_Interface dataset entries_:
- - -
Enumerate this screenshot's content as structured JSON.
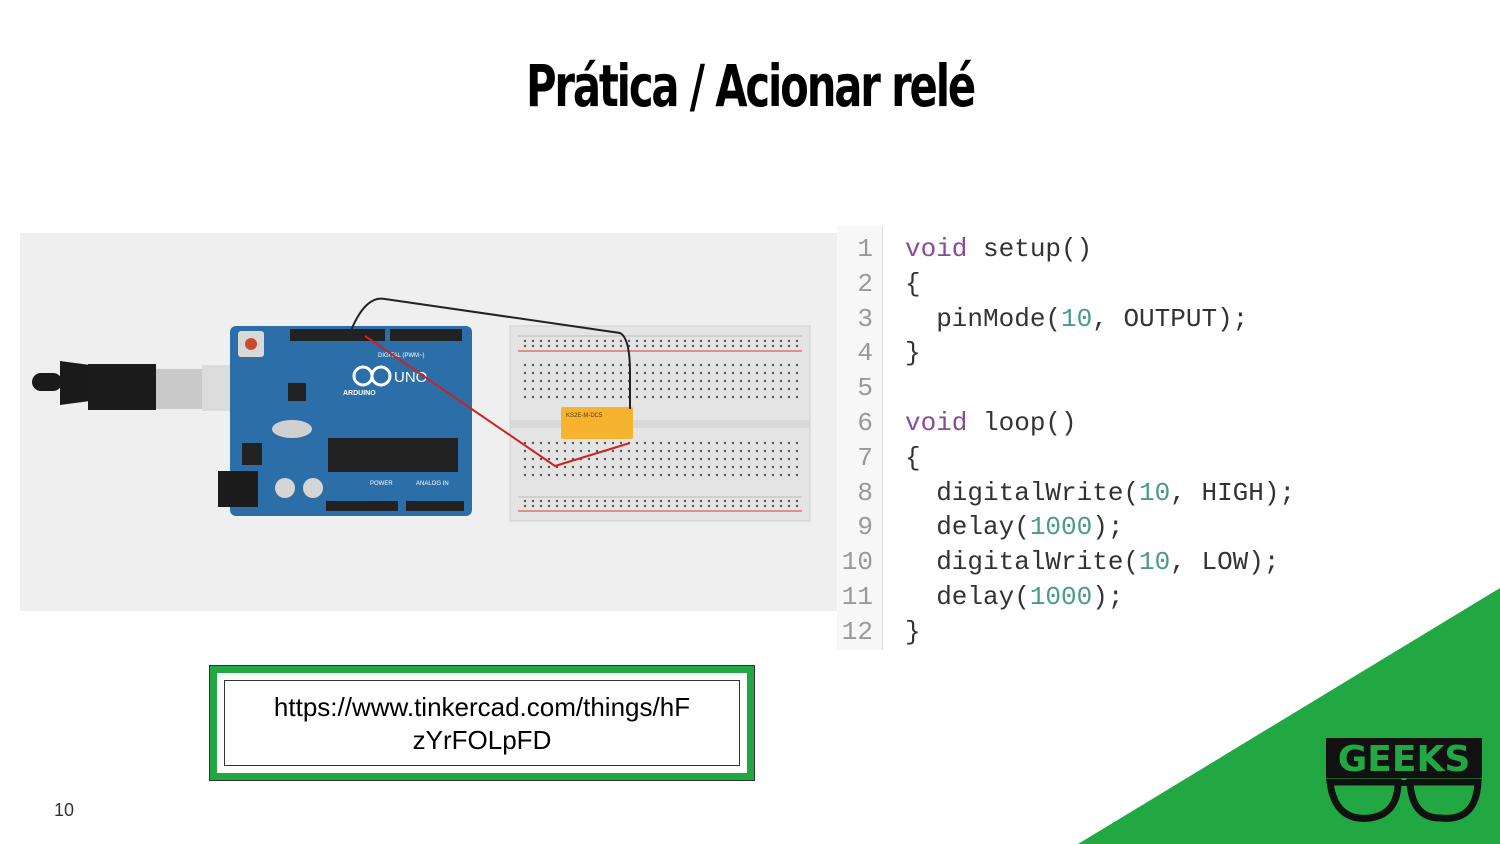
{
  "slide": {
    "title": "Prática / Acionar relé",
    "page_number": "10"
  },
  "code": {
    "lines": [
      {
        "n": "1",
        "pre": "",
        "kw": "void",
        "rest": " setup()"
      },
      {
        "n": "2",
        "text": "{"
      },
      {
        "n": "3",
        "text": "  pinMode(",
        "num": "10",
        "after": ", OUTPUT);"
      },
      {
        "n": "4",
        "text": "}"
      },
      {
        "n": "5",
        "text": ""
      },
      {
        "n": "6",
        "pre": "",
        "kw": "void",
        "rest": " loop()"
      },
      {
        "n": "7",
        "text": "{"
      },
      {
        "n": "8",
        "text": "  digitalWrite(",
        "num": "10",
        "after": ", HIGH);"
      },
      {
        "n": "9",
        "text": "  delay(",
        "num": "1000",
        "after": ");"
      },
      {
        "n": "10",
        "text": "  digitalWrite(",
        "num": "10",
        "after": ", LOW);"
      },
      {
        "n": "11",
        "text": "  delay(",
        "num": "1000",
        "after": ");"
      },
      {
        "n": "12",
        "text": "}"
      }
    ]
  },
  "link": {
    "line1": "https://www.tinkercad.com/things/hF",
    "line2": "zYrFOLpFD"
  },
  "circuit": {
    "board_brand": "UNO",
    "board_name": "ARDUINO",
    "header_digital": "DIGITAL (PWM~)",
    "header_power": "POWER",
    "header_analog": "ANALOG IN",
    "relay_label": "KS2E-M-DC5"
  },
  "logo": {
    "text": "GEEKS"
  },
  "colors": {
    "accent_green": "#22a842",
    "board_blue": "#2b6ea8",
    "wire_red": "#cc2222",
    "wire_black": "#222222",
    "relay_orange": "#f5b330",
    "keyword_purple": "#8a4a9a",
    "number_teal": "#4a9a8a"
  }
}
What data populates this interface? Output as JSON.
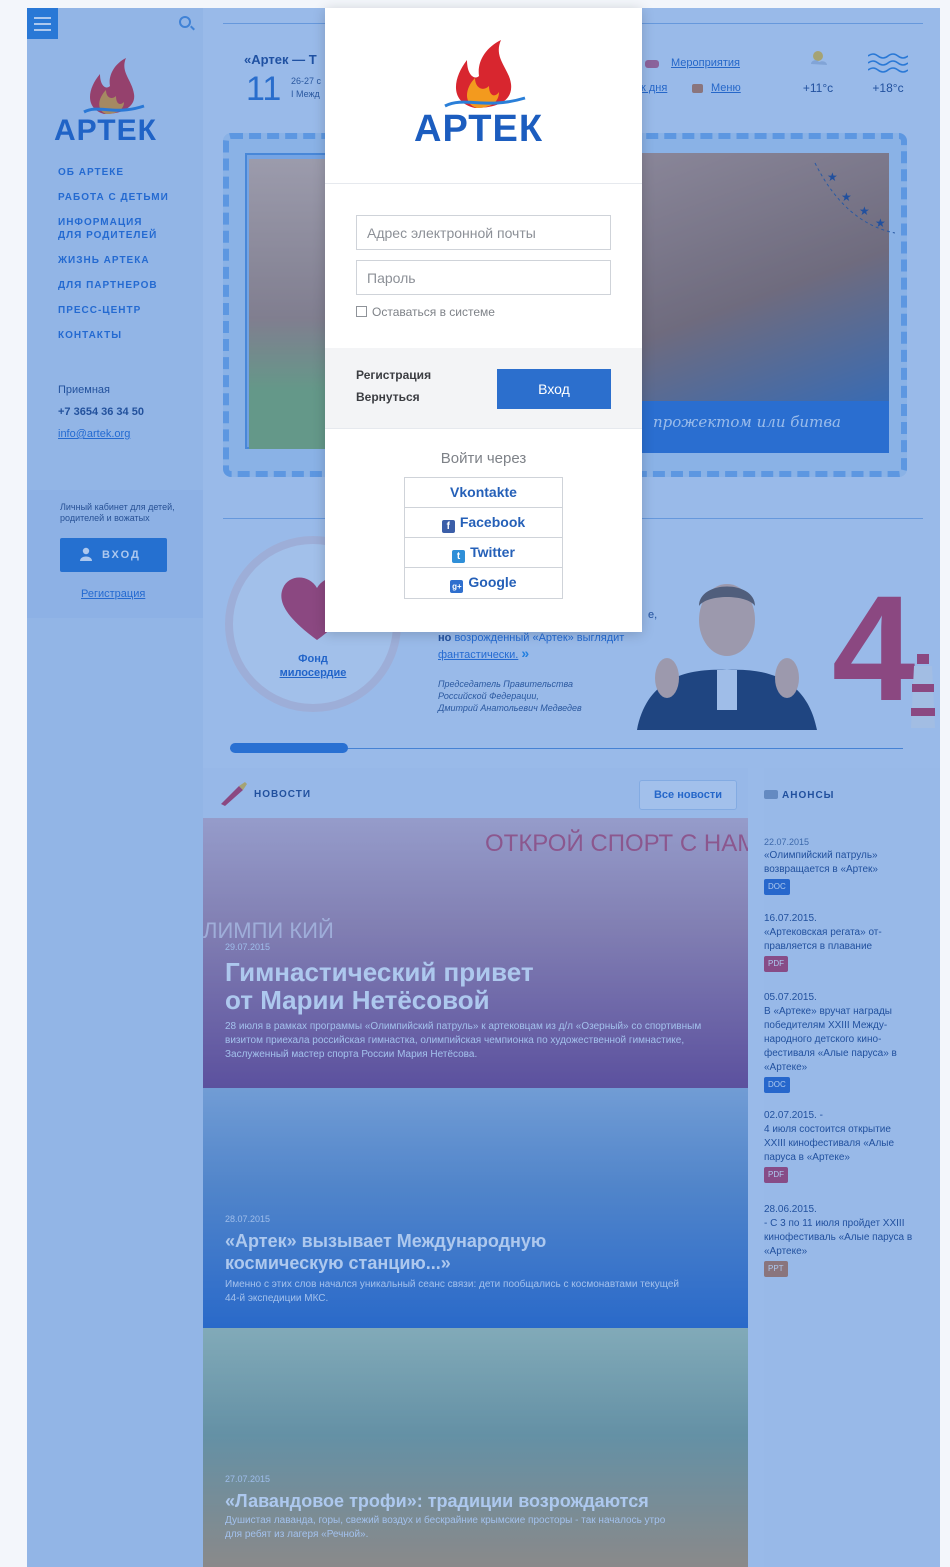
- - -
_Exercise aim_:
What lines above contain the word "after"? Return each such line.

_Result for this task_:
        "after": ", OUTPUT);"
        "after": ", HIGH);"
        "after": ");"
        "after": ", LOW);"
        "after": ");"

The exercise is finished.